While the main, if completely irrelevant, macroeconomic news of the day will be the first estimate of US Q1 GDP due out later today, perhaps the best testament of just how meaningless fundamental data has become was the scheduled BOJ announcement overnight in which Kuroda's merry men simply stated what was expected by everyone: the Japanese central bank merely repeated its pledge to double the monetary base in two years. The lack of any incremental easing, is what pushed both the USDJPY as low as 98.20 overnight (98.60 at last check), over 100 pips from the highs, and has pressured the Nikkei into its first red close in days, and shows just how habituated with the constant cranking up of the liqudity spigot the G-7 market has truly become.

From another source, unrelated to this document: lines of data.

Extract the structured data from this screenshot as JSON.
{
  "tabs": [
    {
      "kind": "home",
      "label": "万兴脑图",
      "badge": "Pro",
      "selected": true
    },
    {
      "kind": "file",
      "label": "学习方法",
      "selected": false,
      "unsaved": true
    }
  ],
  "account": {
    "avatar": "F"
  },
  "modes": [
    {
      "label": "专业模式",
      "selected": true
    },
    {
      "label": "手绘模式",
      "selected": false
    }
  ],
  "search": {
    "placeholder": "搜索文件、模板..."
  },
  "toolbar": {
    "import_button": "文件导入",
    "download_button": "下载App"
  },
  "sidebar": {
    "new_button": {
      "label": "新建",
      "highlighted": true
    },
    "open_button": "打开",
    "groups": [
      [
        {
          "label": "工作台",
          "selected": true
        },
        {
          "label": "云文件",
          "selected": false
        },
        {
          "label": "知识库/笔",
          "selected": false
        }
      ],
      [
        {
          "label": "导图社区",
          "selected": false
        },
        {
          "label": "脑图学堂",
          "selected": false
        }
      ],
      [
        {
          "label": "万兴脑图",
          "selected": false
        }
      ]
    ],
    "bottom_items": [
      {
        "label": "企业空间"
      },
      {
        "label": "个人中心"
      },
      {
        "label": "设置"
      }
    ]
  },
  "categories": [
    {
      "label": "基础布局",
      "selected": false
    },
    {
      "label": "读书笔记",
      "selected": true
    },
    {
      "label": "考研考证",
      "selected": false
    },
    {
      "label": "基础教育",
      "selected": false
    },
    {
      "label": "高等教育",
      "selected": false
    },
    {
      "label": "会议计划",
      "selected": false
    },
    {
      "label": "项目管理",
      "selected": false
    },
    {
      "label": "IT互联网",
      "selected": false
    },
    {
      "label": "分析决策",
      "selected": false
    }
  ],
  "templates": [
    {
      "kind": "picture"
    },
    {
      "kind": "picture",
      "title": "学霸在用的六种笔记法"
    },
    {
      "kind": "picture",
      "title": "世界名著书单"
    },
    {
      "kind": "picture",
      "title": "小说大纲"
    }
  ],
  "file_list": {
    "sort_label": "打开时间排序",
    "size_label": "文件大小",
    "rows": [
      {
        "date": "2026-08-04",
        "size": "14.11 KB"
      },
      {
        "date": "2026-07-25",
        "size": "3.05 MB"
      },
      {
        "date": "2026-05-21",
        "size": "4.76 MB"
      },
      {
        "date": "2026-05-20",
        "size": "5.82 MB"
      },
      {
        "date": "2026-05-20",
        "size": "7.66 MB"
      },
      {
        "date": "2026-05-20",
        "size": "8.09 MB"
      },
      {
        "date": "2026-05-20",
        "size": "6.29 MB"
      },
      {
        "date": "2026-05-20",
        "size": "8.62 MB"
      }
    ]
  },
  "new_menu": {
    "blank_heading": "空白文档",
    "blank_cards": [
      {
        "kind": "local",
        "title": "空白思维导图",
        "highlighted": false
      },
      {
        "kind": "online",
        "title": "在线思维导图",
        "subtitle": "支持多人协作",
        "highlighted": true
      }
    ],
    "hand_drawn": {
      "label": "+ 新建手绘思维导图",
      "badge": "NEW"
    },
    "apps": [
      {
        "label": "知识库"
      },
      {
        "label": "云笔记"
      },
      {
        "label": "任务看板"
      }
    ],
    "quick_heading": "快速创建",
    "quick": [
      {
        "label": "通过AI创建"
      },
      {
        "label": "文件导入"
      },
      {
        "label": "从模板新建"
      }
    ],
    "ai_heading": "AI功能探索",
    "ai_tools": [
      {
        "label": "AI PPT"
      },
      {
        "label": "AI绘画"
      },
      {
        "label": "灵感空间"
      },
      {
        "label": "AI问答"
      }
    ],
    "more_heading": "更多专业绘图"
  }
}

When the head of the IMF "thinks there is some good news," and applauds Japan for its "innovation," it is clear that Christine Lagarde is struggling for positives in this interview with Bloomberg TV. Though she says all the right things, dots-the-i's-and-crosses-the-t's off as a confidence-inspiring global elite should do, the lack of enthusiasm is clear. "I'm deliberately, decisively, desperately optimistic," she exclaims even as she admits that they just downgraded global growth expectations and somewhat slams the US for "blind and blunt" fiscal consolidation, preferring instead "austerity... but not front-loaded." All-in-all, "a bit of work needs to be done," is as good as it gets for now.